Tonight’s primaries have made for some strange “branding.” In the Kentucky GOP primary, the insurgent, outsider is Rand Paul, although it is difficult to see how the son of a congressman can really be considered an outsider. In Pennsylvania, Sen. Arlen Specter, who has spent his career defeating Democrats, now asks the Democratic primary electorate to make him their standard bearer in November.
Much has been made of how the different contests reflect the value of endorsements. President Barack Obama and Pennsylvania’s Governor Ed Rendell are backing Specter, the price of his conversion to the Democratic Party last year. In Kentucky, Paul is facing the “establishment” candidate, that is, the candidate preferred by Sen. Mitch McConnell. The dirty secret is that endorsements have almost no value and the election results will in no way be a reflection on voter sentiment towards the endorsers. The Rendell endorsement, to the extent it brings with it the Philly political machine, armed with “walking around” money to get people to the polls, may make a difference, but I doubt it. In both races, Paul and Congressman Joe Sestak have successfully portrayed themselves as the anti-incumbent, and that will be decisive.

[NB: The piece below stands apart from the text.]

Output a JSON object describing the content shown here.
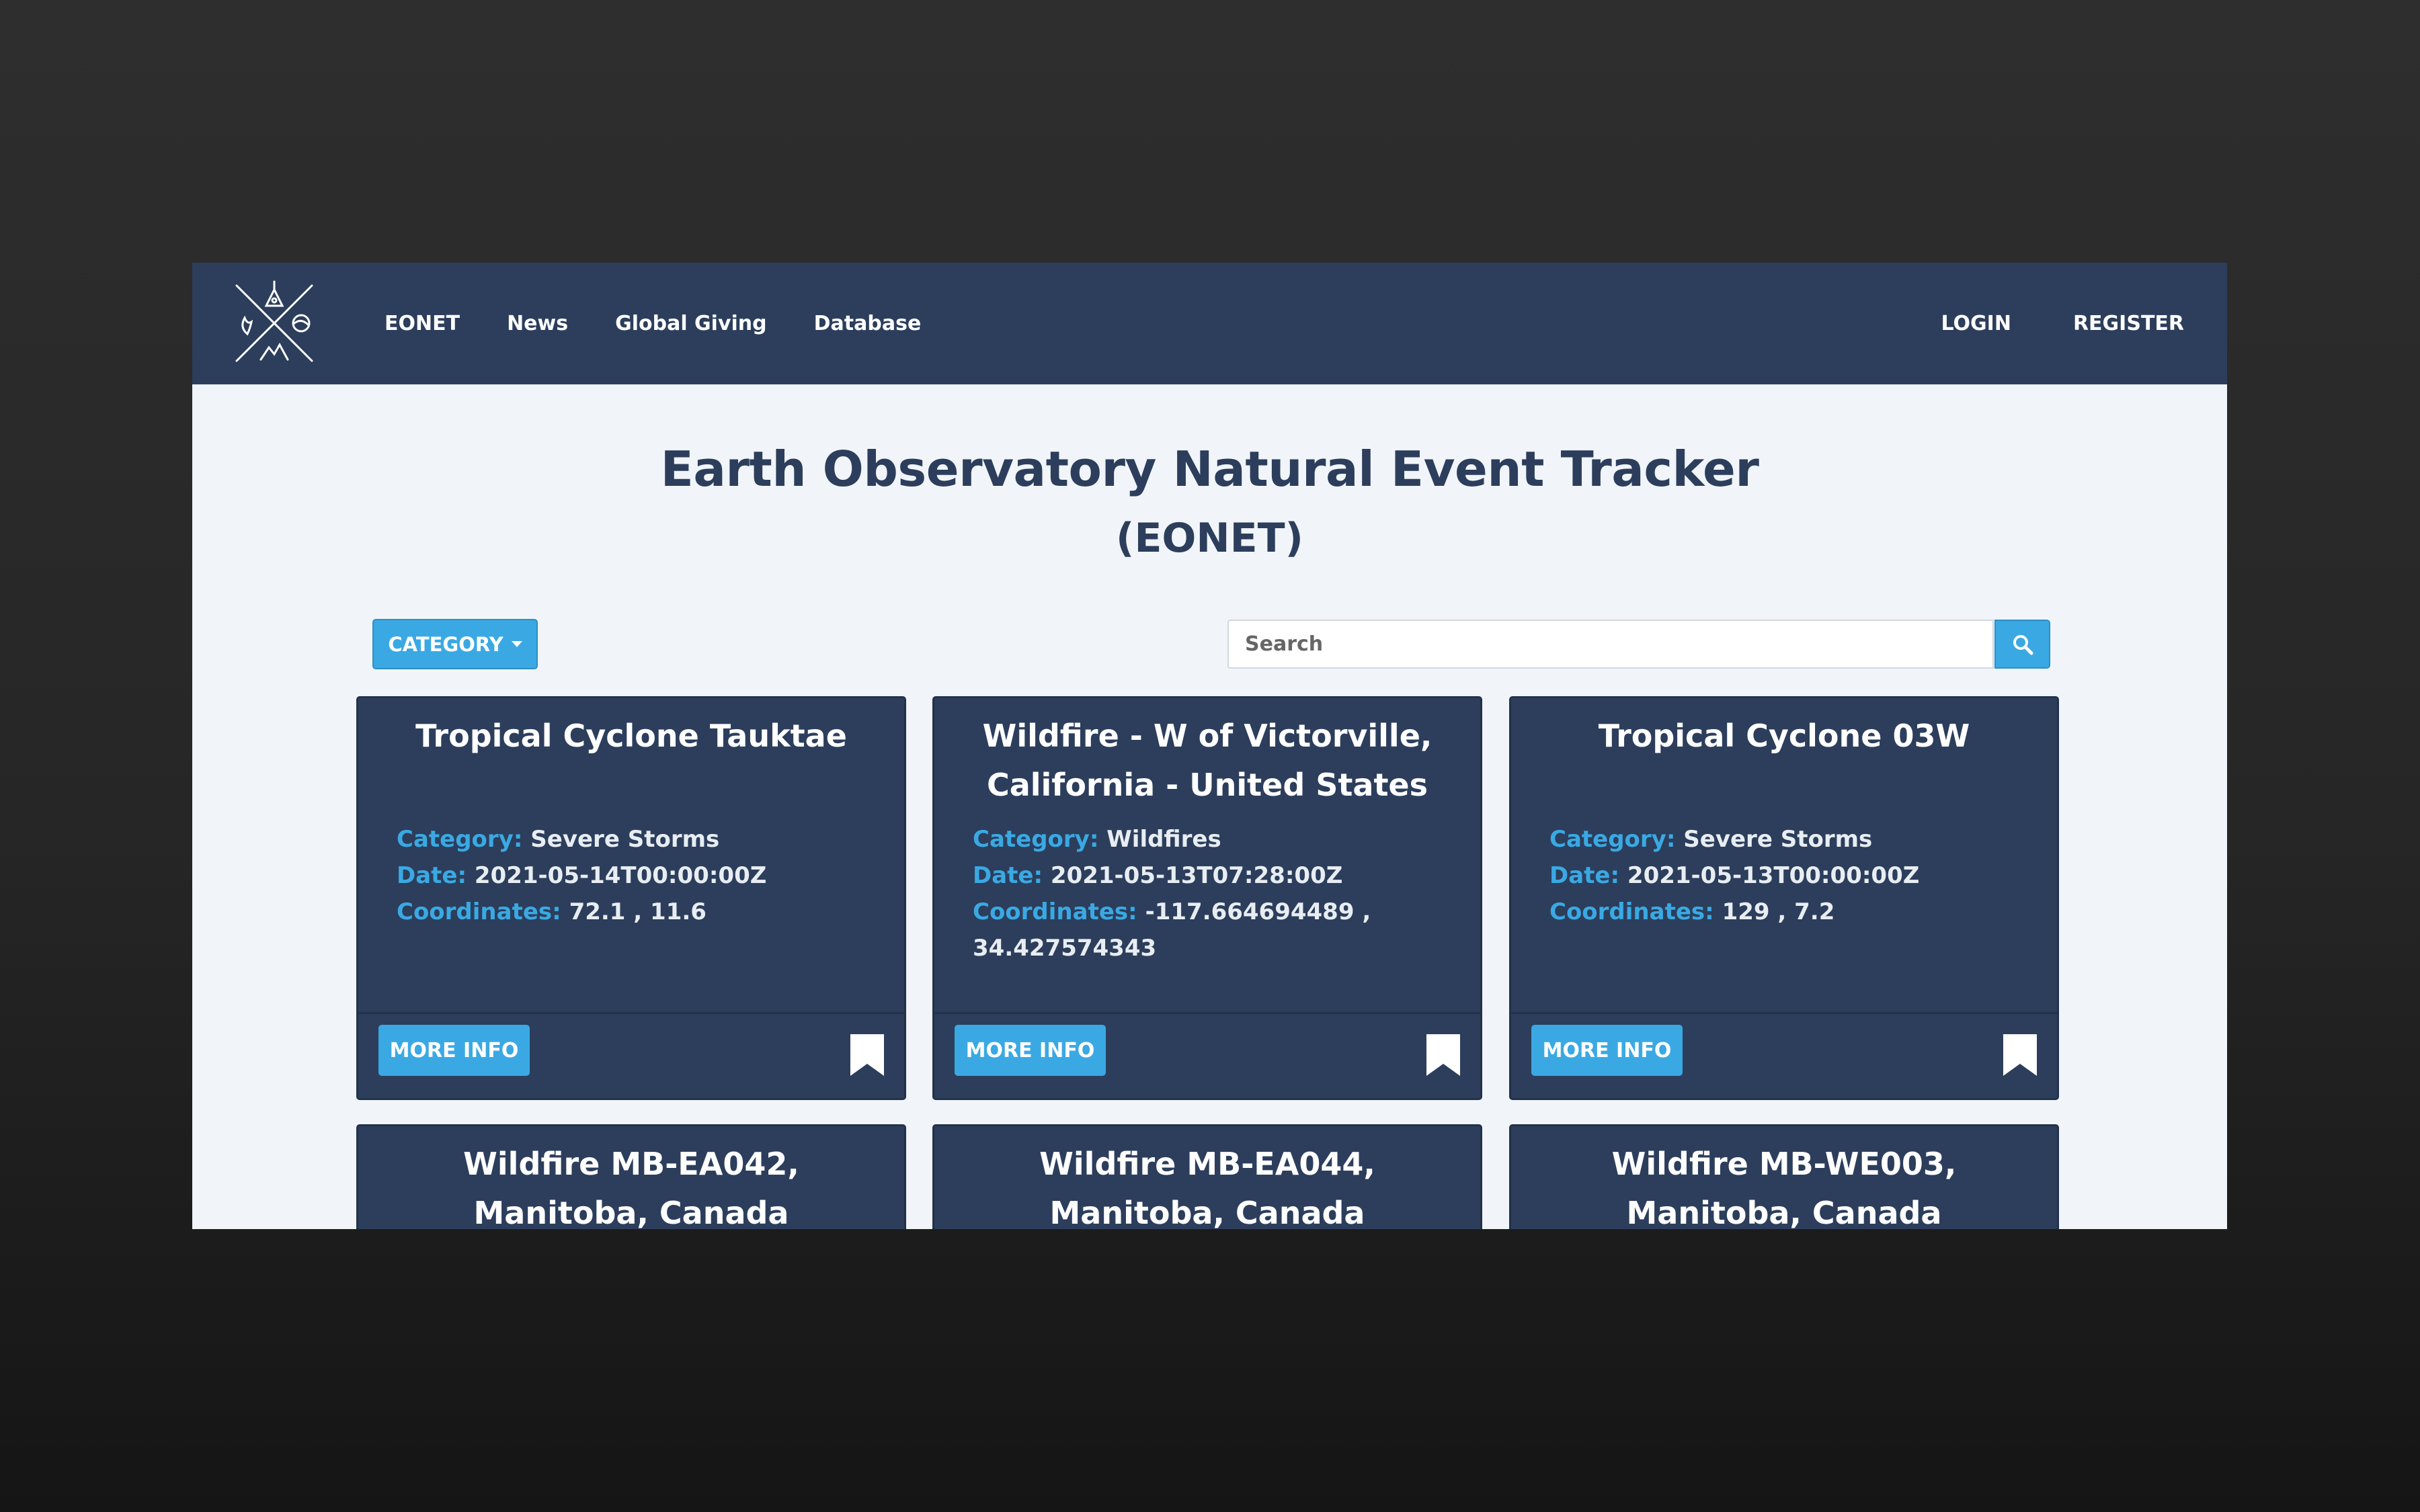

The most interesting race will be to see who succeeds Rep. John Murtha. In the special election in the commonwealth’s 12th District, we really will see a referendum on the direction of the country. This is not an intra-party primary, but a fight between a Republican and a Democrat. Obama polled poorly in the southwestern Pennsylvania district, where they did not take kindly to his remarks about people clinging to their guns and their God in the face of economic difficulties. Murtha was the kind of gruff, old-style, New Deal Democrat who could win the seat year-in and year-out. The fact that it is close shows that next November might not be the GOP windfall some are expecting. If the Democrats maintain the seat, it will be a huge win.